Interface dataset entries

━━━━━━

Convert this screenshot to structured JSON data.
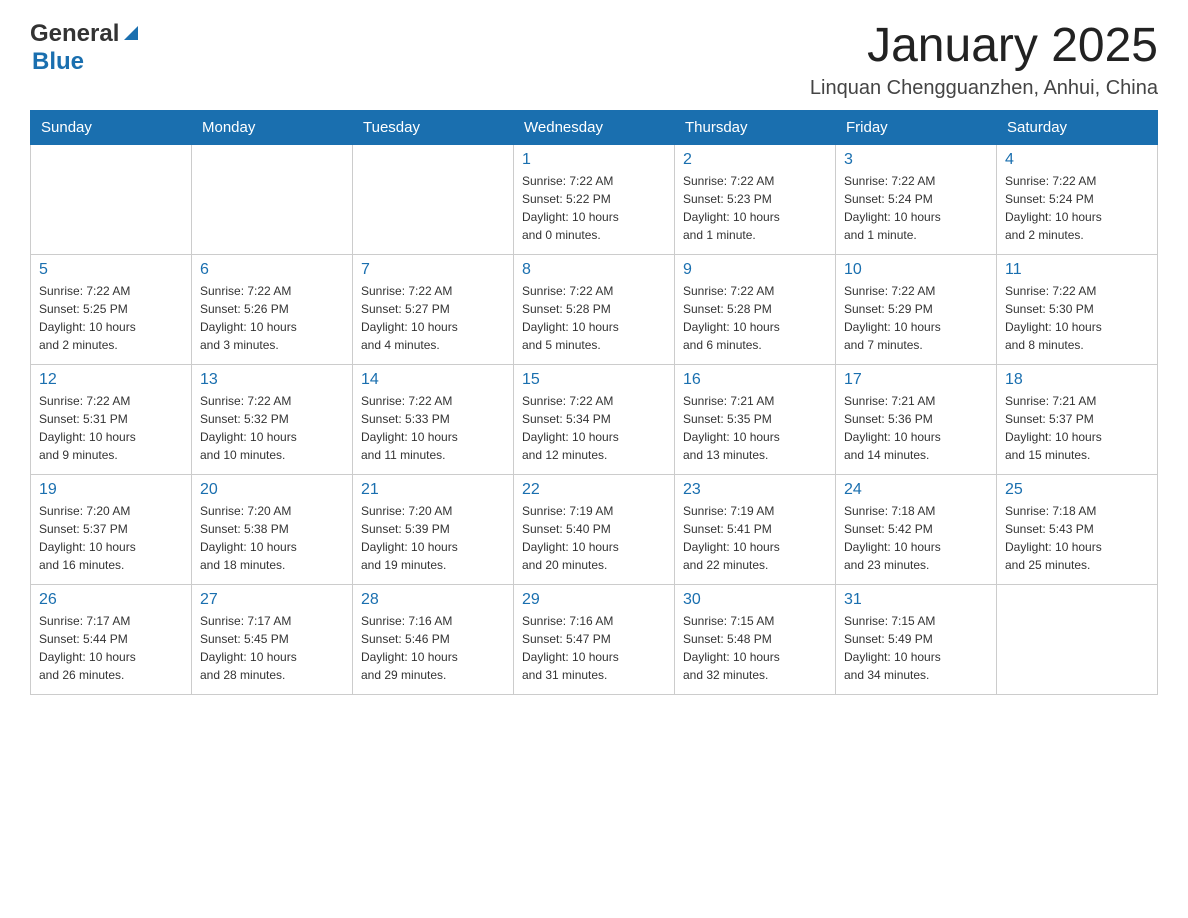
{
  "header": {
    "logo": {
      "text_general": "General",
      "text_blue": "Blue",
      "triangle_symbol": "▲"
    },
    "title": "January 2025",
    "location": "Linquan Chengguanzhen, Anhui, China"
  },
  "days_of_week": [
    "Sunday",
    "Monday",
    "Tuesday",
    "Wednesday",
    "Thursday",
    "Friday",
    "Saturday"
  ],
  "weeks": [
    {
      "days": [
        {
          "number": "",
          "info": ""
        },
        {
          "number": "",
          "info": ""
        },
        {
          "number": "",
          "info": ""
        },
        {
          "number": "1",
          "info": "Sunrise: 7:22 AM\nSunset: 5:22 PM\nDaylight: 10 hours\nand 0 minutes."
        },
        {
          "number": "2",
          "info": "Sunrise: 7:22 AM\nSunset: 5:23 PM\nDaylight: 10 hours\nand 1 minute."
        },
        {
          "number": "3",
          "info": "Sunrise: 7:22 AM\nSunset: 5:24 PM\nDaylight: 10 hours\nand 1 minute."
        },
        {
          "number": "4",
          "info": "Sunrise: 7:22 AM\nSunset: 5:24 PM\nDaylight: 10 hours\nand 2 minutes."
        }
      ]
    },
    {
      "days": [
        {
          "number": "5",
          "info": "Sunrise: 7:22 AM\nSunset: 5:25 PM\nDaylight: 10 hours\nand 2 minutes."
        },
        {
          "number": "6",
          "info": "Sunrise: 7:22 AM\nSunset: 5:26 PM\nDaylight: 10 hours\nand 3 minutes."
        },
        {
          "number": "7",
          "info": "Sunrise: 7:22 AM\nSunset: 5:27 PM\nDaylight: 10 hours\nand 4 minutes."
        },
        {
          "number": "8",
          "info": "Sunrise: 7:22 AM\nSunset: 5:28 PM\nDaylight: 10 hours\nand 5 minutes."
        },
        {
          "number": "9",
          "info": "Sunrise: 7:22 AM\nSunset: 5:28 PM\nDaylight: 10 hours\nand 6 minutes."
        },
        {
          "number": "10",
          "info": "Sunrise: 7:22 AM\nSunset: 5:29 PM\nDaylight: 10 hours\nand 7 minutes."
        },
        {
          "number": "11",
          "info": "Sunrise: 7:22 AM\nSunset: 5:30 PM\nDaylight: 10 hours\nand 8 minutes."
        }
      ]
    },
    {
      "days": [
        {
          "number": "12",
          "info": "Sunrise: 7:22 AM\nSunset: 5:31 PM\nDaylight: 10 hours\nand 9 minutes."
        },
        {
          "number": "13",
          "info": "Sunrise: 7:22 AM\nSunset: 5:32 PM\nDaylight: 10 hours\nand 10 minutes."
        },
        {
          "number": "14",
          "info": "Sunrise: 7:22 AM\nSunset: 5:33 PM\nDaylight: 10 hours\nand 11 minutes."
        },
        {
          "number": "15",
          "info": "Sunrise: 7:22 AM\nSunset: 5:34 PM\nDaylight: 10 hours\nand 12 minutes."
        },
        {
          "number": "16",
          "info": "Sunrise: 7:21 AM\nSunset: 5:35 PM\nDaylight: 10 hours\nand 13 minutes."
        },
        {
          "number": "17",
          "info": "Sunrise: 7:21 AM\nSunset: 5:36 PM\nDaylight: 10 hours\nand 14 minutes."
        },
        {
          "number": "18",
          "info": "Sunrise: 7:21 AM\nSunset: 5:37 PM\nDaylight: 10 hours\nand 15 minutes."
        }
      ]
    },
    {
      "days": [
        {
          "number": "19",
          "info": "Sunrise: 7:20 AM\nSunset: 5:37 PM\nDaylight: 10 hours\nand 16 minutes."
        },
        {
          "number": "20",
          "info": "Sunrise: 7:20 AM\nSunset: 5:38 PM\nDaylight: 10 hours\nand 18 minutes."
        },
        {
          "number": "21",
          "info": "Sunrise: 7:20 AM\nSunset: 5:39 PM\nDaylight: 10 hours\nand 19 minutes."
        },
        {
          "number": "22",
          "info": "Sunrise: 7:19 AM\nSunset: 5:40 PM\nDaylight: 10 hours\nand 20 minutes."
        },
        {
          "number": "23",
          "info": "Sunrise: 7:19 AM\nSunset: 5:41 PM\nDaylight: 10 hours\nand 22 minutes."
        },
        {
          "number": "24",
          "info": "Sunrise: 7:18 AM\nSunset: 5:42 PM\nDaylight: 10 hours\nand 23 minutes."
        },
        {
          "number": "25",
          "info": "Sunrise: 7:18 AM\nSunset: 5:43 PM\nDaylight: 10 hours\nand 25 minutes."
        }
      ]
    },
    {
      "days": [
        {
          "number": "26",
          "info": "Sunrise: 7:17 AM\nSunset: 5:44 PM\nDaylight: 10 hours\nand 26 minutes."
        },
        {
          "number": "27",
          "info": "Sunrise: 7:17 AM\nSunset: 5:45 PM\nDaylight: 10 hours\nand 28 minutes."
        },
        {
          "number": "28",
          "info": "Sunrise: 7:16 AM\nSunset: 5:46 PM\nDaylight: 10 hours\nand 29 minutes."
        },
        {
          "number": "29",
          "info": "Sunrise: 7:16 AM\nSunset: 5:47 PM\nDaylight: 10 hours\nand 31 minutes."
        },
        {
          "number": "30",
          "info": "Sunrise: 7:15 AM\nSunset: 5:48 PM\nDaylight: 10 hours\nand 32 minutes."
        },
        {
          "number": "31",
          "info": "Sunrise: 7:15 AM\nSunset: 5:49 PM\nDaylight: 10 hours\nand 34 minutes."
        },
        {
          "number": "",
          "info": ""
        }
      ]
    }
  ]
}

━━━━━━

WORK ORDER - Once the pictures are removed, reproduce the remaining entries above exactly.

RESULT FOR THIS TASK -
Convert this screenshot to structured JSON data.
{
  "header": {
    "logo": {
      "text_general": "General",
      "text_blue": "Blue",
      "triangle_symbol": "▲"
    },
    "title": "January 2025",
    "location": "Linquan Chengguanzhen, Anhui, China"
  },
  "days_of_week": [
    "Sunday",
    "Monday",
    "Tuesday",
    "Wednesday",
    "Thursday",
    "Friday",
    "Saturday"
  ],
  "weeks": [
    {
      "days": [
        {
          "number": "",
          "info": ""
        },
        {
          "number": "",
          "info": ""
        },
        {
          "number": "",
          "info": ""
        },
        {
          "number": "1",
          "info": "Sunrise: 7:22 AM\nSunset: 5:22 PM\nDaylight: 10 hours\nand 0 minutes."
        },
        {
          "number": "2",
          "info": "Sunrise: 7:22 AM\nSunset: 5:23 PM\nDaylight: 10 hours\nand 1 minute."
        },
        {
          "number": "3",
          "info": "Sunrise: 7:22 AM\nSunset: 5:24 PM\nDaylight: 10 hours\nand 1 minute."
        },
        {
          "number": "4",
          "info": "Sunrise: 7:22 AM\nSunset: 5:24 PM\nDaylight: 10 hours\nand 2 minutes."
        }
      ]
    },
    {
      "days": [
        {
          "number": "5",
          "info": "Sunrise: 7:22 AM\nSunset: 5:25 PM\nDaylight: 10 hours\nand 2 minutes."
        },
        {
          "number": "6",
          "info": "Sunrise: 7:22 AM\nSunset: 5:26 PM\nDaylight: 10 hours\nand 3 minutes."
        },
        {
          "number": "7",
          "info": "Sunrise: 7:22 AM\nSunset: 5:27 PM\nDaylight: 10 hours\nand 4 minutes."
        },
        {
          "number": "8",
          "info": "Sunrise: 7:22 AM\nSunset: 5:28 PM\nDaylight: 10 hours\nand 5 minutes."
        },
        {
          "number": "9",
          "info": "Sunrise: 7:22 AM\nSunset: 5:28 PM\nDaylight: 10 hours\nand 6 minutes."
        },
        {
          "number": "10",
          "info": "Sunrise: 7:22 AM\nSunset: 5:29 PM\nDaylight: 10 hours\nand 7 minutes."
        },
        {
          "number": "11",
          "info": "Sunrise: 7:22 AM\nSunset: 5:30 PM\nDaylight: 10 hours\nand 8 minutes."
        }
      ]
    },
    {
      "days": [
        {
          "number": "12",
          "info": "Sunrise: 7:22 AM\nSunset: 5:31 PM\nDaylight: 10 hours\nand 9 minutes."
        },
        {
          "number": "13",
          "info": "Sunrise: 7:22 AM\nSunset: 5:32 PM\nDaylight: 10 hours\nand 10 minutes."
        },
        {
          "number": "14",
          "info": "Sunrise: 7:22 AM\nSunset: 5:33 PM\nDaylight: 10 hours\nand 11 minutes."
        },
        {
          "number": "15",
          "info": "Sunrise: 7:22 AM\nSunset: 5:34 PM\nDaylight: 10 hours\nand 12 minutes."
        },
        {
          "number": "16",
          "info": "Sunrise: 7:21 AM\nSunset: 5:35 PM\nDaylight: 10 hours\nand 13 minutes."
        },
        {
          "number": "17",
          "info": "Sunrise: 7:21 AM\nSunset: 5:36 PM\nDaylight: 10 hours\nand 14 minutes."
        },
        {
          "number": "18",
          "info": "Sunrise: 7:21 AM\nSunset: 5:37 PM\nDaylight: 10 hours\nand 15 minutes."
        }
      ]
    },
    {
      "days": [
        {
          "number": "19",
          "info": "Sunrise: 7:20 AM\nSunset: 5:37 PM\nDaylight: 10 hours\nand 16 minutes."
        },
        {
          "number": "20",
          "info": "Sunrise: 7:20 AM\nSunset: 5:38 PM\nDaylight: 10 hours\nand 18 minutes."
        },
        {
          "number": "21",
          "info": "Sunrise: 7:20 AM\nSunset: 5:39 PM\nDaylight: 10 hours\nand 19 minutes."
        },
        {
          "number": "22",
          "info": "Sunrise: 7:19 AM\nSunset: 5:40 PM\nDaylight: 10 hours\nand 20 minutes."
        },
        {
          "number": "23",
          "info": "Sunrise: 7:19 AM\nSunset: 5:41 PM\nDaylight: 10 hours\nand 22 minutes."
        },
        {
          "number": "24",
          "info": "Sunrise: 7:18 AM\nSunset: 5:42 PM\nDaylight: 10 hours\nand 23 minutes."
        },
        {
          "number": "25",
          "info": "Sunrise: 7:18 AM\nSunset: 5:43 PM\nDaylight: 10 hours\nand 25 minutes."
        }
      ]
    },
    {
      "days": [
        {
          "number": "26",
          "info": "Sunrise: 7:17 AM\nSunset: 5:44 PM\nDaylight: 10 hours\nand 26 minutes."
        },
        {
          "number": "27",
          "info": "Sunrise: 7:17 AM\nSunset: 5:45 PM\nDaylight: 10 hours\nand 28 minutes."
        },
        {
          "number": "28",
          "info": "Sunrise: 7:16 AM\nSunset: 5:46 PM\nDaylight: 10 hours\nand 29 minutes."
        },
        {
          "number": "29",
          "info": "Sunrise: 7:16 AM\nSunset: 5:47 PM\nDaylight: 10 hours\nand 31 minutes."
        },
        {
          "number": "30",
          "info": "Sunrise: 7:15 AM\nSunset: 5:48 PM\nDaylight: 10 hours\nand 32 minutes."
        },
        {
          "number": "31",
          "info": "Sunrise: 7:15 AM\nSunset: 5:49 PM\nDaylight: 10 hours\nand 34 minutes."
        },
        {
          "number": "",
          "info": ""
        }
      ]
    }
  ]
}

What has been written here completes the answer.